▶ **Exercise description**
Please output the records below in full, exactly as given, but without the images.

▶ **Given records**
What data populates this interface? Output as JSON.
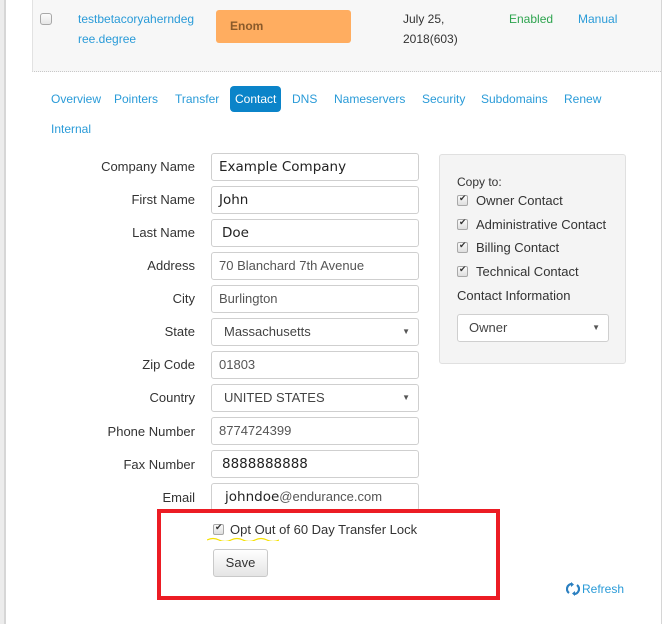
{
  "domain_row": {
    "domain_name": "testbetacoryaherndegree.degree",
    "registrar": "Enom",
    "expiry": "July 25, 2018(603)",
    "status": "Enabled",
    "renewal": "Manual"
  },
  "tabs": [
    {
      "label": "Overview",
      "active": false
    },
    {
      "label": "Pointers",
      "active": false
    },
    {
      "label": "Transfer",
      "active": false
    },
    {
      "label": "Contact",
      "active": true
    },
    {
      "label": "DNS",
      "active": false
    },
    {
      "label": "Nameservers",
      "active": false
    },
    {
      "label": "Security",
      "active": false
    },
    {
      "label": "Subdomains",
      "active": false
    },
    {
      "label": "Renew",
      "active": false
    },
    {
      "label": "Internal",
      "active": false
    }
  ],
  "form": {
    "company_name": {
      "label": "Company Name",
      "value": "Example Company"
    },
    "first_name": {
      "label": "First Name",
      "value": "John"
    },
    "last_name": {
      "label": "Last Name",
      "value": "Doe"
    },
    "address": {
      "label": "Address",
      "value": "70 Blanchard 7th Avenue"
    },
    "city": {
      "label": "City",
      "value": "Burlington"
    },
    "state": {
      "label": "State",
      "value": "Massachusetts"
    },
    "zip": {
      "label": "Zip Code",
      "value": "01803"
    },
    "country": {
      "label": "Country",
      "value": "UNITED STATES"
    },
    "phone": {
      "label": "Phone Number",
      "value": "8774724399"
    },
    "fax": {
      "label": "Fax Number",
      "value": "8888888888"
    },
    "email": {
      "label": "Email",
      "value_local": "johndoe",
      "value_domain": "@endurance.com"
    }
  },
  "copy_panel": {
    "title": "Copy to:",
    "items": [
      {
        "label": "Owner Contact",
        "checked": true
      },
      {
        "label": "Administrative Contact",
        "checked": true
      },
      {
        "label": "Billing Contact",
        "checked": true
      },
      {
        "label": "Technical Contact",
        "checked": true
      }
    ],
    "contact_info_label": "Contact Information",
    "contact_info_value": "Owner"
  },
  "opt_out": {
    "label": "Opt Out of 60 Day Transfer Lock",
    "checked": true
  },
  "save_label": "Save",
  "refresh_label": "Refresh",
  "colors": {
    "link": "#2a9bd8",
    "active_tab": "#0b84c9",
    "registrar_badge": "#ffad60",
    "status_enabled": "#2ea44f",
    "highlight": "#ec1c24"
  }
}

▶ **Output of the task**
What data populates this interface? Output as JSON.
{
  "domain_row": {
    "domain_name": "testbetacoryaherndegree.degree",
    "registrar": "Enom",
    "expiry": "July 25, 2018(603)",
    "status": "Enabled",
    "renewal": "Manual"
  },
  "tabs": [
    {
      "label": "Overview",
      "active": false
    },
    {
      "label": "Pointers",
      "active": false
    },
    {
      "label": "Transfer",
      "active": false
    },
    {
      "label": "Contact",
      "active": true
    },
    {
      "label": "DNS",
      "active": false
    },
    {
      "label": "Nameservers",
      "active": false
    },
    {
      "label": "Security",
      "active": false
    },
    {
      "label": "Subdomains",
      "active": false
    },
    {
      "label": "Renew",
      "active": false
    },
    {
      "label": "Internal",
      "active": false
    }
  ],
  "form": {
    "company_name": {
      "label": "Company Name",
      "value": "Example Company"
    },
    "first_name": {
      "label": "First Name",
      "value": "John"
    },
    "last_name": {
      "label": "Last Name",
      "value": "Doe"
    },
    "address": {
      "label": "Address",
      "value": "70 Blanchard 7th Avenue"
    },
    "city": {
      "label": "City",
      "value": "Burlington"
    },
    "state": {
      "label": "State",
      "value": "Massachusetts"
    },
    "zip": {
      "label": "Zip Code",
      "value": "01803"
    },
    "country": {
      "label": "Country",
      "value": "UNITED STATES"
    },
    "phone": {
      "label": "Phone Number",
      "value": "8774724399"
    },
    "fax": {
      "label": "Fax Number",
      "value": "8888888888"
    },
    "email": {
      "label": "Email",
      "value_local": "johndoe",
      "value_domain": "@endurance.com"
    }
  },
  "copy_panel": {
    "title": "Copy to:",
    "items": [
      {
        "label": "Owner Contact",
        "checked": true
      },
      {
        "label": "Administrative Contact",
        "checked": true
      },
      {
        "label": "Billing Contact",
        "checked": true
      },
      {
        "label": "Technical Contact",
        "checked": true
      }
    ],
    "contact_info_label": "Contact Information",
    "contact_info_value": "Owner"
  },
  "opt_out": {
    "label": "Opt Out of 60 Day Transfer Lock",
    "checked": true
  },
  "save_label": "Save",
  "refresh_label": "Refresh",
  "colors": {
    "link": "#2a9bd8",
    "active_tab": "#0b84c9",
    "registrar_badge": "#ffad60",
    "status_enabled": "#2ea44f",
    "highlight": "#ec1c24"
  }
}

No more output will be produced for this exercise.